Every year, opening day at Del Mar brings out the beautiful people. Handsome, well-heeled (or at least trying to look that way) young men and women get dressed to the nines and parade around the track, seeing and being seen. It is a classic San Diego moment: shiny happy people in an elegant place on a perfect summer day.
Not a trouble in the world.
Until they start betting and losing and betting and losing. And, eventually, if you look away from the glamorous women in their fabulous hats, you’ll start to notice them–the old-time track denizens in not chic shabby clothes. Their rolled-up papers and grim expressions, their studied disdain for the loud crowd of novice gamblers.
A dying breed to be sure.
In summer’s past, Doug Porter has written ably about the melancholy beneath the PR glitz of the race track: the horrifying sight of dying horses in a declining sport as the hard-drinking, chimney smoking machismo of the old school crowd at the tracks fades away. Hence the concerts, beer fests, and other spectacles designed to draw in new blood who might croon along with Bing Crosby, singing “where the turf meets the surf in Del Mar” ironically before the rock concert.
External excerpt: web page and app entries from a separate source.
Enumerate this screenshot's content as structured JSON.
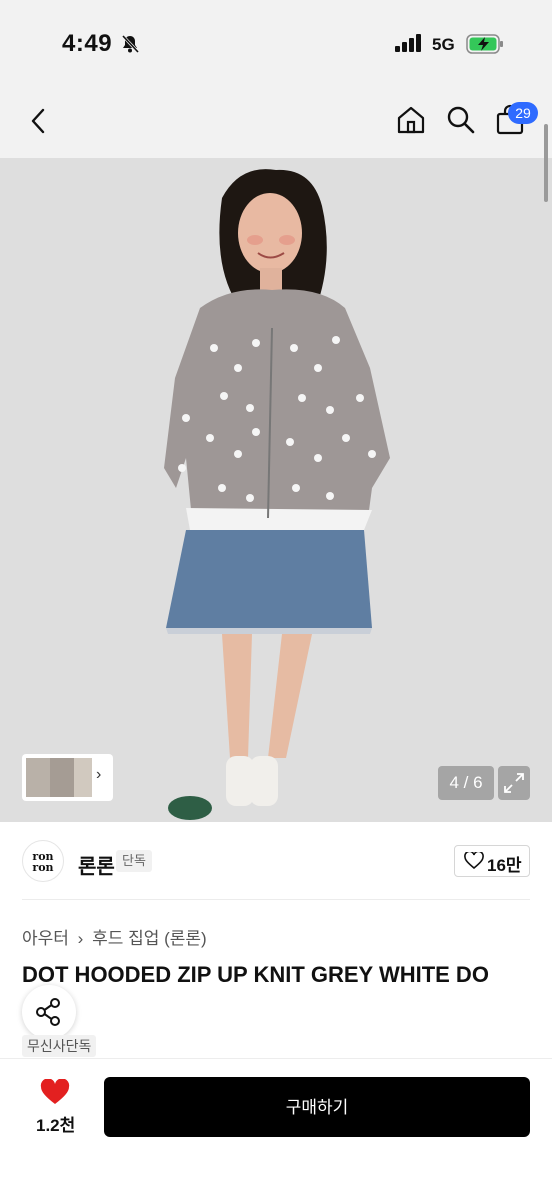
{
  "status": {
    "time": "4:49",
    "network": "5G"
  },
  "nav": {
    "cart_count": "29"
  },
  "gallery": {
    "counter": "4 / 6"
  },
  "brand": {
    "name": "론론",
    "tag": "단독",
    "logo_text": "ron ron",
    "likes": "16만"
  },
  "breadcrumb": {
    "category": "아우터",
    "subcategory": "후드 집업 (론론)"
  },
  "product": {
    "title": "DOT HOODED ZIP UP KNIT GREY WHITE DO",
    "exclusive_label": "무신사단독"
  },
  "bottom": {
    "fav_count": "1.2천",
    "buy_label": "구매하기"
  },
  "colors": {
    "accent": "#2f6bff",
    "heart": "#e32020",
    "buy_bg": "#000000"
  }
}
Despite all of this, I have a small place in my heart for the old guys. Back when you could bring a cooler of beer in the place and drink for free and study the races on a half-deserted weekday, it was a different scene. I can scarcely remember seeing my father happier than after he hit a big race and used the easy money to buy a round. Mostly he lost, like everyone else, but there was always the dream of a better, bigger, life-changing outcome that never came.
Then there was the sad drive home.
It all makes me think of Charles Bukowski at Del Mar with his legendary scowl, surveying the paper, looking for a long shot winner. And losing.
That’s why I prefer his poem “On the Train to Del Mar” to Bing Crosby. It captures that precise mixture of suffering, anticipation, and failure that give the race track its deep melancholy. With a pint already in hand, walking to the bar car, the speaker sees the sun flooding in through the window and that “the bartender sees that I am feeling good/he smiles a real smile and/asks/”how’s it going?”:
how’s it going? my heels are down
my shoes cracked
I am wearing my father’s pants and he died
ten years ago
I need 8 teeth pulled
my intestine has a partial blockage
I puff on a dime cigar
“Great!” I answer him,
“how you making?”
glory glory glory and the train rolls on
past the sea
past the sand and
down in between the
But sometimes, even the losers get lucky as Bukowski notes in another poem, “Out of the Arm of the One Love”:
it is much more pleasant to make love
along the shore in Del Mar
in room 42, and afterwards
sitting up in bed
drinking good wine, talking and touching
listening to the waves …
I have died too many times
believing and waiting, waiting
in a room
staring at a cracked ceiling
Those are the times, notes the poet, you go wild inside. And there’s nothing you can do about it except place your bets and hope for the best.
ABOUT THE SUMMER CHRONICLES – In the summer of 1967, the great Brazilian writer, Clarice Lispector, began a seven-year stint as a writer for Jornal de Brasil (The Brazilian News) not as a reporter but as a writer of “chronicles,” a genre peculiar to Brazil. As Giovanni Pontiero puts it in the preface to Selected Chrônicas, a chronicle, “allows poets and writers to address a wider readership on a vast range of topics and themes. The general tone is one of greater freedom and intimacy than one finds in comparable articles or columns in the European or U.S. Press.”
What Lispector left us with is an eccentric collection of “aphorisms, diary entries, reminiscences, travel notes, interviews, serialized stories, essays, loosely defined as chronicles.” As a novelist, Pontiero tells us, Lispector was anxious about her relationship with the genre, apprehensive of writing too much and too often, of, as she put it, “contaminating the word.” It was a genre alien to her introspective nature and one that challenged her to adapt.
More than forty years later, in Southern California—in San Diego no less—I look to Lispector with sufficient humility and irony from my place on the far margins of literary history with three novels and a few other books largely set in our minor league corner of the universe. Along with this weekly column, it’s not much compared to the gravitas of someone like Lispector. So, as Allen Ginsberg once said of Whitman, “I touch your book and feel absurd.”